‘Bombshell’: Mueller deputy tells Congress that fear of Trump is to blame for infamous Roger Stone sentencing memo
Roger Stone (MSNBC)

Aaron Zelinsky, a lawyer prosecuting President Trump’s longtime associate Roger Stone who later resigned from the case in protest after being forced to seek a lesser prison sentence, submitted a statement to Congress this Tuesday and dropped a "bombshell" revelation about the "wrongful political pressure" that he endured.


"What I saw was the Department of Justice exerting significant pressure on the line prosecutors in the case to obscure the correct Sentencing Guidelines calculation to which Roger Stone was subject – and to water down and in some cases outright distort the events that transpired in his trial and the criminal conduct that gave rise to his conviction," a portion of his statement read. "Such pressure resulted in the virtually unprecedented decision to override the original sentencing recommendation in his case and to file a new sentencing memorandum that included statements and assertions at odds with the record and contrary to Department of Justice policy."

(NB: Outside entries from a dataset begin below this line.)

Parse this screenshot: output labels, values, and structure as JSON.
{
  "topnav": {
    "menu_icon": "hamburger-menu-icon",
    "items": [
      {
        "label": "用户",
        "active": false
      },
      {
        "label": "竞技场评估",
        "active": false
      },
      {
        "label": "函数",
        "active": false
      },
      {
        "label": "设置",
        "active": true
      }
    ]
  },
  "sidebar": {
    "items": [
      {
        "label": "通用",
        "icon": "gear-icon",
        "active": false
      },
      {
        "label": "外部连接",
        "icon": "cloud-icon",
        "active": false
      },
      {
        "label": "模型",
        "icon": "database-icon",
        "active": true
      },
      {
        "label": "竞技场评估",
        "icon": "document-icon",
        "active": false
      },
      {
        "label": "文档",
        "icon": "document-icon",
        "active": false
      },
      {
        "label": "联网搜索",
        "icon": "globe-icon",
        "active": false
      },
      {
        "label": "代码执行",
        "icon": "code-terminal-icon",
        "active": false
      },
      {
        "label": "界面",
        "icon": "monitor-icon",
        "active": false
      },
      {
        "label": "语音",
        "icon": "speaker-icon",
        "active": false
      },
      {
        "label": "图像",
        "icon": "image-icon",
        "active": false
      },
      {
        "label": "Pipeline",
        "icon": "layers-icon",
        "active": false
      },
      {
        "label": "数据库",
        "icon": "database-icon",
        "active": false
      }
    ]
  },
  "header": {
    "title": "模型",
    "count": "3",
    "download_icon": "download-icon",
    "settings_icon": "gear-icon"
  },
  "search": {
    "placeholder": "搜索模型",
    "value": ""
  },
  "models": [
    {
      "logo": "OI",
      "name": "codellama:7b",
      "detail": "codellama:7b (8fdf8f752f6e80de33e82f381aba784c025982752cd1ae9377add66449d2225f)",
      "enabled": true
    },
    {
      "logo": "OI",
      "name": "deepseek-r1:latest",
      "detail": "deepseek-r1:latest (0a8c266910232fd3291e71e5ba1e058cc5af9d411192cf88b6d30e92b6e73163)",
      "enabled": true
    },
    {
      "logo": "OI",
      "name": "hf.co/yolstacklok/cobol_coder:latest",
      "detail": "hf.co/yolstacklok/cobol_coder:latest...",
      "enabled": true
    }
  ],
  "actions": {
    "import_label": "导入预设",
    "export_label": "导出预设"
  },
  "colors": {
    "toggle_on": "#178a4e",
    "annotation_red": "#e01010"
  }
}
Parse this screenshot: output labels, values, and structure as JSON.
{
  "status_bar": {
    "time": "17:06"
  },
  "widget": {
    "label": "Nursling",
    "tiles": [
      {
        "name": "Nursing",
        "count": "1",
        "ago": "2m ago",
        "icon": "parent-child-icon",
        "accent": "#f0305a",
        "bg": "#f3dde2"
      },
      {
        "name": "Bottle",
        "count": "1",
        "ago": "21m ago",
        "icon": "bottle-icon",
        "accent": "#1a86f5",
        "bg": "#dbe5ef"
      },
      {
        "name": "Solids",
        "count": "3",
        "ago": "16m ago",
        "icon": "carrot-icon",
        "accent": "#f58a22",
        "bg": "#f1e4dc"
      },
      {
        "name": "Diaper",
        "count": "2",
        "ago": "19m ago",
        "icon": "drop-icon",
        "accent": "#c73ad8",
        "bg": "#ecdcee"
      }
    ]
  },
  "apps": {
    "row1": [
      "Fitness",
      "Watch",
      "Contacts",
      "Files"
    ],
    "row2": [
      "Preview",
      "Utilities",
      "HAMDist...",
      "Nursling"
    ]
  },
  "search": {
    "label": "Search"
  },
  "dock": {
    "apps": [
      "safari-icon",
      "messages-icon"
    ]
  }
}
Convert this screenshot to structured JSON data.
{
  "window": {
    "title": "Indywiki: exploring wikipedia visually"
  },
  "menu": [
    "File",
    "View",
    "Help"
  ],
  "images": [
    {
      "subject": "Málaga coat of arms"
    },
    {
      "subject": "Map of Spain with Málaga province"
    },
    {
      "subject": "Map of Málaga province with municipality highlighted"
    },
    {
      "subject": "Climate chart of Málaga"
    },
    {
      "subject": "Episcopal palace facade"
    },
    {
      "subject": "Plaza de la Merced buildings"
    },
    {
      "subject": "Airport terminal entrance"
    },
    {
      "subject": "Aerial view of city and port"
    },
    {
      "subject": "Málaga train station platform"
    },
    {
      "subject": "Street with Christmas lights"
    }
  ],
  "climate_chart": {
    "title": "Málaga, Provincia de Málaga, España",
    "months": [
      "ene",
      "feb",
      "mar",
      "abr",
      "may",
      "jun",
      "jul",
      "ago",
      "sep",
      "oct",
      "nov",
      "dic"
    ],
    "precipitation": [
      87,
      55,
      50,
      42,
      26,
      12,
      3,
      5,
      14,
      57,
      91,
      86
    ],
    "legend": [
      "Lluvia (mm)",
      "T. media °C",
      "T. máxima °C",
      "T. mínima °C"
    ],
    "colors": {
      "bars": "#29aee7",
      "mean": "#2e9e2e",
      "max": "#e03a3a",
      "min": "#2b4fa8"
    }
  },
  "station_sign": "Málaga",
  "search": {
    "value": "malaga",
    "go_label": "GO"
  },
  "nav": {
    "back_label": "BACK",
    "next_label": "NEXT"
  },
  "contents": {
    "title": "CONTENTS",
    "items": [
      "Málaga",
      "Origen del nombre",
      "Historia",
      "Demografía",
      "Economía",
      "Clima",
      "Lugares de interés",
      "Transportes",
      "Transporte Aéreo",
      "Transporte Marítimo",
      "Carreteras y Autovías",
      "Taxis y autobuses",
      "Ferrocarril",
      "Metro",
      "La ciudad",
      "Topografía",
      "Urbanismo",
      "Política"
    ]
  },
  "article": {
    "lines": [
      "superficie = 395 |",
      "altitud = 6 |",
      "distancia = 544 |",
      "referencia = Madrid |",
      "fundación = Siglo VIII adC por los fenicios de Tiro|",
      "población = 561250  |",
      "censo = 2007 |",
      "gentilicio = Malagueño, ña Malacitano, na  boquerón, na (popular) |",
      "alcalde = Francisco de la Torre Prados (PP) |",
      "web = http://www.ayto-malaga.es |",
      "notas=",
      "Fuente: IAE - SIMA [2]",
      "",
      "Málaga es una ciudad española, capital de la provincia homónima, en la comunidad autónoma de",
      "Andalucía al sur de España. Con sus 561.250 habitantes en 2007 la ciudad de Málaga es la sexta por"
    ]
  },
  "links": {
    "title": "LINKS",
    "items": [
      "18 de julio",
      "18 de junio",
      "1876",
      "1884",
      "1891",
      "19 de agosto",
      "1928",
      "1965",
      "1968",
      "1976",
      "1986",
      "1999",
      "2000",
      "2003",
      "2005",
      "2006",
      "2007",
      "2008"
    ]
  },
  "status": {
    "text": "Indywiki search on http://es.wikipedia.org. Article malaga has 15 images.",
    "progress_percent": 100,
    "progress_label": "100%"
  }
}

"What I heard – repeatedly – was that Roger Stone was being treated differently from any other defendant because of his relationship to the President," his statement continued. "I was told that the Acting U.S. Attorney for the District of Columbia, Timothy Shea, was receiving heavy pressure from the highest levels of the Department of Justice to cut Stone a break, and that the U.S. Attorney’s sentencing instructions to us were based on political considerations. I was also told that the acting U.S. Attorney was giving Stone such unprecedentedly favorable treatment because he was 'afraid of the president.'"

Zelinsky is set to testify before Congress this Wednesday. According to Business Insider, he'll tell lawmakers that a supervisor on Stone's case told him that there were "political reasons" to seek a lighter sentence for Stone, even though the supervisor acknowledged that a lighter sentence would be "unethical and wrong."